With apologies to Levitt and Dubner for the "How are x's like y's" title, here's an interesting case of ticket pricing from the Big 12 conference:
When Kansas football fans Owen and Lisa Foust headed to the Jayhawks' season opener last Saturday, they bundled up 3-month-old daughter Kate to go along.
But when they presented their tickets at the gate, they were told they would need an additional $35 ticket for Kate.
"I just thought it was pretty tacky," Owen Foust said. "It's just a grab for money."
Of course Missouri games are more family-friendly (tongue planted firmly in cheek):
Fans under 2 also can get in free to see the Missouri Tigers or Kansas State Wildcats play, and those under 1 don't pay for tickets at Iowa State.

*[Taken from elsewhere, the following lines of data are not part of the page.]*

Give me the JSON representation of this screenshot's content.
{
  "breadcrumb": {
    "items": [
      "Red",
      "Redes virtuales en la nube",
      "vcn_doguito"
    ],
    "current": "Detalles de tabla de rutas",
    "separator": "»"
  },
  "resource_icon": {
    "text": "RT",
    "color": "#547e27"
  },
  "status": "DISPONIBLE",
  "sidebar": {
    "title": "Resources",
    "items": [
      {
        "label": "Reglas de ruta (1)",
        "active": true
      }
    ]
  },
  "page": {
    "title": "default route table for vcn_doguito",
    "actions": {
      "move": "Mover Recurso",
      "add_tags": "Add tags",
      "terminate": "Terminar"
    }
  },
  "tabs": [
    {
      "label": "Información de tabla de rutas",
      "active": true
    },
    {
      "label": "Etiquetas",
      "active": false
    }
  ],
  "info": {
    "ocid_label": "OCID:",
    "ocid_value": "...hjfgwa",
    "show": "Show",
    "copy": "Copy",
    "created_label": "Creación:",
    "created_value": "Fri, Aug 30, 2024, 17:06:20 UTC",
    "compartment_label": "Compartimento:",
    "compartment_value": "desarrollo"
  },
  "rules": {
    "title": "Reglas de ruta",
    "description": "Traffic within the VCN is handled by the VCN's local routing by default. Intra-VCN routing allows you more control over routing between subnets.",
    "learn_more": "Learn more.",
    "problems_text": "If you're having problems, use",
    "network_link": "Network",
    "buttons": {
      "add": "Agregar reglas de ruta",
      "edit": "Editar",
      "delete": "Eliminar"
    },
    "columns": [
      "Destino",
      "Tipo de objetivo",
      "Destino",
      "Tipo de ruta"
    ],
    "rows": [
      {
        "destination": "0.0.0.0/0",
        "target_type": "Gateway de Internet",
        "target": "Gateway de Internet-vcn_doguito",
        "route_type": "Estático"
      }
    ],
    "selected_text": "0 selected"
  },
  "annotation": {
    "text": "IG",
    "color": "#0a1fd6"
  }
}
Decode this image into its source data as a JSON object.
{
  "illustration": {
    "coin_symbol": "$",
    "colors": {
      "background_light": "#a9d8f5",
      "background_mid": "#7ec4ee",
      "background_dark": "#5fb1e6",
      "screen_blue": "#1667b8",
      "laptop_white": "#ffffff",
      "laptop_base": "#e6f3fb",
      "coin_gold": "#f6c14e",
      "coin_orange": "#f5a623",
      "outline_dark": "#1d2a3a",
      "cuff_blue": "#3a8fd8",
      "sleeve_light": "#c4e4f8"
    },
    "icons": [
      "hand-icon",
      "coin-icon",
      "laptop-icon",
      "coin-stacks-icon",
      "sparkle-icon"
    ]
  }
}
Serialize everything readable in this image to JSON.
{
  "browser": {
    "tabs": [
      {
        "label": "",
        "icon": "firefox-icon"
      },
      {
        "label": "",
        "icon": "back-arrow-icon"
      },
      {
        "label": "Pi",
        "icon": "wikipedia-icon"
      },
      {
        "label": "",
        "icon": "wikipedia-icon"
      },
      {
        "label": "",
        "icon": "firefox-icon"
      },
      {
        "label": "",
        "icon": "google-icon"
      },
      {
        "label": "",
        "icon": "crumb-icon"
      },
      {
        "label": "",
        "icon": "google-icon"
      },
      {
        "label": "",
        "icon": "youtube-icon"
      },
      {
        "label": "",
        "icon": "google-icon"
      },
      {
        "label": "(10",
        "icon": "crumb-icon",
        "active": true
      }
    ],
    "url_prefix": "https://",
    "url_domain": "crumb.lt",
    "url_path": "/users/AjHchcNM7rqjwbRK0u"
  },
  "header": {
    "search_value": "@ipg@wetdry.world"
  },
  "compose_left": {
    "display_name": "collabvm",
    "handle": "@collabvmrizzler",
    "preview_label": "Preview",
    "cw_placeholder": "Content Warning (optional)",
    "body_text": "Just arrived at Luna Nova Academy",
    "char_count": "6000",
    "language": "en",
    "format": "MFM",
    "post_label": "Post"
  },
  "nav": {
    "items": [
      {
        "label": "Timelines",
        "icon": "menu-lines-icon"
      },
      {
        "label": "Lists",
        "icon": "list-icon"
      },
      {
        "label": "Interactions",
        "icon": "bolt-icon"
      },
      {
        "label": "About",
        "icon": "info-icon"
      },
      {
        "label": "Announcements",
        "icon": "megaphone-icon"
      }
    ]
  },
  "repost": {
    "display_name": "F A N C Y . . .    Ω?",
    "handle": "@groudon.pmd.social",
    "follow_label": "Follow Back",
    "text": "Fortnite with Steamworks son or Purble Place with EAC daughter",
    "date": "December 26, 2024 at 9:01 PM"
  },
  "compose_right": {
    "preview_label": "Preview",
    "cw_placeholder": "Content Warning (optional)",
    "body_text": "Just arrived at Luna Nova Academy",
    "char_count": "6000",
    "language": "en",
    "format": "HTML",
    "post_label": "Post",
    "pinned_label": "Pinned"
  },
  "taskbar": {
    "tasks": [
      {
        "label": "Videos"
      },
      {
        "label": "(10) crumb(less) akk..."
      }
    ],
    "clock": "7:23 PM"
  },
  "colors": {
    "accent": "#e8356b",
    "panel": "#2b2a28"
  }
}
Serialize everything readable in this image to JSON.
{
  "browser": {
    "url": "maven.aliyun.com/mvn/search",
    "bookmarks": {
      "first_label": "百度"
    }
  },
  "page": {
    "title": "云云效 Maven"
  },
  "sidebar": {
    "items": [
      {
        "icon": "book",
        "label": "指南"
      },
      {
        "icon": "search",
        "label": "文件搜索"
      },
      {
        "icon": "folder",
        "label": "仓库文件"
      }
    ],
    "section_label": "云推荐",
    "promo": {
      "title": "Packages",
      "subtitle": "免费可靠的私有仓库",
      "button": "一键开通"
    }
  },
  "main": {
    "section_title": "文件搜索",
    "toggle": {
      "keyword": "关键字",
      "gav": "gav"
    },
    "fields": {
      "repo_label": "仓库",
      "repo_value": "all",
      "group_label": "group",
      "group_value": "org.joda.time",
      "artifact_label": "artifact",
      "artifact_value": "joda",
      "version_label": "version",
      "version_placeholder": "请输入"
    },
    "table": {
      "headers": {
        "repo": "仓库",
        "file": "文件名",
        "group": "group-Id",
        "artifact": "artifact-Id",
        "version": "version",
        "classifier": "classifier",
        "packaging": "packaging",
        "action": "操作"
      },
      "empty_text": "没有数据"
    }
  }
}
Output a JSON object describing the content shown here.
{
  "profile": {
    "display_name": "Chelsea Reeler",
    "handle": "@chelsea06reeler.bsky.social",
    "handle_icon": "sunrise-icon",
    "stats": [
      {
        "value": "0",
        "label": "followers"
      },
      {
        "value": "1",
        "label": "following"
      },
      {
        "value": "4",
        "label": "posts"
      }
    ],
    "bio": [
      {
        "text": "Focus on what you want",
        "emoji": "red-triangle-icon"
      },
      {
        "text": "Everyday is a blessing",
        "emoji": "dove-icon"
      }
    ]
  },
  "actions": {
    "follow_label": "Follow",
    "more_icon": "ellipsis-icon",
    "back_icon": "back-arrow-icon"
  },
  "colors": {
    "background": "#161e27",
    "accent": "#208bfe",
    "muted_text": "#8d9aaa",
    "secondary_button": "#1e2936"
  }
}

Seriously though, KU officials are apparently responding to complaints about infants invading other paying customers' seats:
"Everybody needs a ticket regardless of age," Marchiony said. "The very small children come with backpacks and bottles and toys. ... We've received numerous complaints over the years from people who are sitting next to those people — enough for us to know that even those sized children need the space."
So what is the proper price for parents of infants to pay? Of course it depends on what it costs to have the kids come in (including the expected costs imposed on other paying customers) and the willingness of parents to pay.
The article notes that Nebraska, Texas, and Oklahoma each charge to admit infants, but these schools, unlike Mizzou and KU, face a binding capacity constraint: NU, for example, has sold out every single game since the early 1960's. When capacity constraints hold, infants brought to games are more likely to impose costs on other paying customers than at KU and at MU, where games rarely sell out.
Program officials at KU could set up a family area where they sell a pack of tickets at a discount. Suppose they charge $35 for an adult ticket. They could charge, say $90, for a family of four: the same as charging $35 to two adults and $10 to two kids. The kids get a discount and it probably doesn't look as tacky. And they can funnel families to an area and away from areas where the kids may bother other paying customers.
And if capacity is not a problem, then decrease the number of tickets sold in the family areas and let infants in free. If there is an average of 50 infants that come to games, then offer 50 fewer tickets for sale and tell people that if they sit in the family area, then infants get in free to the family area. Otherwise they pay full price. If parents sit in other areas and their infants impose costs on others, the parents bear the cost.
Cross-posted at Market Power